_What needs to be done_: Only lines that contain the word "neige" are to be returned from the data below.

☆ ☆ ☆ ☆

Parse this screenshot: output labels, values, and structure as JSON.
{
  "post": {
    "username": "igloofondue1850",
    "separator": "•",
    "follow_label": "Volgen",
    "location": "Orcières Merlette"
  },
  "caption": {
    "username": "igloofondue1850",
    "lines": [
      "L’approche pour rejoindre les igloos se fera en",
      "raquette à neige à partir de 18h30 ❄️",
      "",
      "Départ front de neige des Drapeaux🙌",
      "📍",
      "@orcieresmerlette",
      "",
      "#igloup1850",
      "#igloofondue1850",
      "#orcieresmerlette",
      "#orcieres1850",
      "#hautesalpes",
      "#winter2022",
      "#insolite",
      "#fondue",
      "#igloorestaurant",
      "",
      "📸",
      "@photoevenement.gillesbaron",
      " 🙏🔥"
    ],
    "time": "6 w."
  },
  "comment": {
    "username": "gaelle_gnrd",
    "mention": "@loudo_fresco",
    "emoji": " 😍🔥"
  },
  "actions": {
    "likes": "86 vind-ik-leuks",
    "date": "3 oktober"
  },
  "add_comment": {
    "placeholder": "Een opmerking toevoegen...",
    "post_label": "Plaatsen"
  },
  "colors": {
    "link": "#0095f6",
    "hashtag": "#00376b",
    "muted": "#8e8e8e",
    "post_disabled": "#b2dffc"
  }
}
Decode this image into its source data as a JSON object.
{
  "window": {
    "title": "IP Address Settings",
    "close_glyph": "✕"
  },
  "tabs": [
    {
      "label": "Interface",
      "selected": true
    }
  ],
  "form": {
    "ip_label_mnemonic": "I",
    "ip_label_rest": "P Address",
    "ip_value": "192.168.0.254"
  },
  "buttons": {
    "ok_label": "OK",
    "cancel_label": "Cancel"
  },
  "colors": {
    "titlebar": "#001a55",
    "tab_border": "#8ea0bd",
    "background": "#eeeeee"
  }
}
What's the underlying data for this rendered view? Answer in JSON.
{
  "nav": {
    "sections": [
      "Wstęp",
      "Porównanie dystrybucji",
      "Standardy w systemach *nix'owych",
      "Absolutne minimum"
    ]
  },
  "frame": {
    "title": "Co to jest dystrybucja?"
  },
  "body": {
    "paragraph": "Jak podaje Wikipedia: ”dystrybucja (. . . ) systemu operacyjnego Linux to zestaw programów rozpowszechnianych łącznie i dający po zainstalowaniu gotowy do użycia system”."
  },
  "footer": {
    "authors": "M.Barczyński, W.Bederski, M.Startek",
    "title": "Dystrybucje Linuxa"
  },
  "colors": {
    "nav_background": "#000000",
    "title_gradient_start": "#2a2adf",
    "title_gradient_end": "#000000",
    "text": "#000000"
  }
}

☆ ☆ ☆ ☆

_Answer below_:
      "raquette à neige à partir de 18h30 ❄️",
      "Départ front de neige des Drapeaux🙌",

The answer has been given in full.